SUMMERLAND, Calif. - Decades old leaking oil pipes off Summerland Beach have been slowly going through a process to get recapped, but now a new effort to get more funds and cap more pipes is underway.
The non-profit Heal the Ocean (HTO) is working with Senator Monique Limon (D-19), Bubbleology Research International (BRI) and it's principal investigator Ira Leifer formerly from UC Santa Barbara on this project.
Capping projects are ongoing. The work is being done as part of the Summerland Oil Mitigation Study (SOMS). Over the years, the old oil pipes from aggressive drilling about 100 years ago in this area left behind faulty capping efforts. The oil seeps have come to shore and been damaging to the environment.
In a news release, Heal the Ocean's Executive Director Hillary Hauser said:
The SOMS study will give the CSLC an accessible interactive map for immediate use;
The SOMS study will become an integral part of the legislative budget discussion regarding the extension of SB 44 funding, which is soon to require renewal. Alternatively, it could facilitate the introduction of a new Senate Bill as a funding mechanism to sustain Summerland oil cleanup efforts;
Where SB 44 funding was allocated at the rate of $2 Million per year, the SOMS study will support a lobbying effort aimed at increasing the distribution of the SB 44 funds to $3 Million per year. Thus far, CSLC has been straddling two budget years to accumulate $4 Million for well capping. Combining two budget years (of $3 million a year) to amass $6 Million could potentially secure enough funding for the deployment of a jackup drilling rig.

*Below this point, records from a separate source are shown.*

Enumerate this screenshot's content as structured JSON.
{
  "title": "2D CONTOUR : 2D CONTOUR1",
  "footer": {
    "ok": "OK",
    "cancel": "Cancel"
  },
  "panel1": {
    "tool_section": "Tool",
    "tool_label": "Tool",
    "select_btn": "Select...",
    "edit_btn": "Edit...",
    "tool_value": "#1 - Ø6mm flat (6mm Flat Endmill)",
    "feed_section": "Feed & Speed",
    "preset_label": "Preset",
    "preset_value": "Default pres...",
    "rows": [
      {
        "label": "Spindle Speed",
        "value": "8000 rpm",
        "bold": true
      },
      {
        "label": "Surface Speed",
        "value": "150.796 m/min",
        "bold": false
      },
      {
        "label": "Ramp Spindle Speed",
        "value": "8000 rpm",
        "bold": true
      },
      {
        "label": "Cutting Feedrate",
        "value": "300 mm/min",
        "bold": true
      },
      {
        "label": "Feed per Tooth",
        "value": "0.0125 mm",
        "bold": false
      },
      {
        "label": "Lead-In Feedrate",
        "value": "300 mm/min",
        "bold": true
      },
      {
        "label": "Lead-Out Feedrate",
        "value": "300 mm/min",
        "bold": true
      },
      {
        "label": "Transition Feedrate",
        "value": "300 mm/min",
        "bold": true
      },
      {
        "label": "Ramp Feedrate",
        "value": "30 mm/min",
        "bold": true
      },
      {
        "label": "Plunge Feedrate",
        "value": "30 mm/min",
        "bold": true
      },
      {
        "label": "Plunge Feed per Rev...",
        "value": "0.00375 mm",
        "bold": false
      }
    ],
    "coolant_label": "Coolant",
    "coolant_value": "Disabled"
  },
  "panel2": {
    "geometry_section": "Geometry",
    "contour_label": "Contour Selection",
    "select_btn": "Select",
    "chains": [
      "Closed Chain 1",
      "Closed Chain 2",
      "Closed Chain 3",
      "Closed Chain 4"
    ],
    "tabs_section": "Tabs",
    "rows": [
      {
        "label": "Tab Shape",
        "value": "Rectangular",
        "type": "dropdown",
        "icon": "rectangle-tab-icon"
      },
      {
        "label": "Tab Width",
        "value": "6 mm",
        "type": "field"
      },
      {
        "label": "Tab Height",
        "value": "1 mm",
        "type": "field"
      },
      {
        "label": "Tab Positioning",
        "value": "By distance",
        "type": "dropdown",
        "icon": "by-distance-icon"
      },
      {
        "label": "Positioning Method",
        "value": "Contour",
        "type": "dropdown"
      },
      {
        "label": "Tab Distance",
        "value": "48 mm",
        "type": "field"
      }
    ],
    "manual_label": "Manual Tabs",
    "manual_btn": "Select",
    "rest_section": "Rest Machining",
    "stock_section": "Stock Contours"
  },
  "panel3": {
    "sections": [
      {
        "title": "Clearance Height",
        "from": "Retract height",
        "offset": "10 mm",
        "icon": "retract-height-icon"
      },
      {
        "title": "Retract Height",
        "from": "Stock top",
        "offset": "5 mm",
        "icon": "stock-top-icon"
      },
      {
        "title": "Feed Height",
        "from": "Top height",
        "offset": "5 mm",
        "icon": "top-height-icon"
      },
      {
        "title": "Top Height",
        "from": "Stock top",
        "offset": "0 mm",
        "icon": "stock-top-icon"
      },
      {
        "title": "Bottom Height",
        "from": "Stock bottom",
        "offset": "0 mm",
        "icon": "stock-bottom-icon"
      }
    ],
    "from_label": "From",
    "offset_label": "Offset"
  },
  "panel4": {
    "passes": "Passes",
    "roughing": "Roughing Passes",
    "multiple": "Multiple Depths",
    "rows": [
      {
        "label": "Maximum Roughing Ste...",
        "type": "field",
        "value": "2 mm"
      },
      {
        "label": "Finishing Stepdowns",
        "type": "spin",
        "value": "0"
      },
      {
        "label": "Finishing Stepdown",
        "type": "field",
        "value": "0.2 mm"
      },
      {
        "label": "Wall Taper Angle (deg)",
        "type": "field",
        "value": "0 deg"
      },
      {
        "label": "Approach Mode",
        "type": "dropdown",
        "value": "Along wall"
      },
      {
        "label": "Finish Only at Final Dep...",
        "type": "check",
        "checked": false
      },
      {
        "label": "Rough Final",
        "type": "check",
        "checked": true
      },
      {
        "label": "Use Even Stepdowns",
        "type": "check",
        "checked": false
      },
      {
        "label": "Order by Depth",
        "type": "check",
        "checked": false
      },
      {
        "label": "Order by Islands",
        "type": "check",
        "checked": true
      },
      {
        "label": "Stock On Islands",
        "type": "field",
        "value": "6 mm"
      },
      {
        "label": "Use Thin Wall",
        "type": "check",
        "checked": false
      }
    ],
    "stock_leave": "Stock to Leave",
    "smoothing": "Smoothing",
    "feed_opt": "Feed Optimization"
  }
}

This would address a greater lineup of wells identified in Leifer's SOMS map, allowing a more efficient strategy to this re-abandonment project;
The really good news: CSLC has agreed to review the SOMS study upon its completion.
On site at mid-morning, agencies and interested groups gathered to see the project up close and discuss other work ahead.
Hauser said, "our aim is to get a grip on the system down there on the ocean floor so that the next project has a logic to it."
Among the studies by Leifer will be mapping and air quality. "We know or we think we know where the wells are based on maps that are out of date without GPS where everything's changed but we can find them we hope with different approaches and surveys and so if some is coming from a well it's probably a well."
He also said if someone has found old oil maps from the area, possibly from a relative, he would like to see them.
Assemblymember Gregg Hart's district assistant, Gunner Langenhulzen said, "it's really acts of legislation like SB 44 or non-profits like Heal the Ocean who are putting in the work and putting in the funding to create the change but I think the assembly member would be most proud of the whole sale collaboration that's gone on. " He said Hart has been closely keeping tabs on this project and what more the state could do in the future.
Geordie Scully-Alison with State Senator Monique Limon said, Limon helped to create the legislation that made this and other projects possible. "She's really looking forward to doing a geological study to lay the groundwork for the possibility to get it renewed through the California State legislature. " She said they hope to get ahead of the funding deadline in 2027 with information to convince the legislature to support the work that's necessary to cap the remaining wells and eliminate the oil intrusion into the ocean environment.
Leifer said they hope to be able to determine when a well is leaking and when there is a natural seep with the work they plan ahead.
Residents of Summerland have been involved in these projects from the beginning by taking pictures when oil is present and creating an awareness through their Santa Barbara County Supervisors, years ago.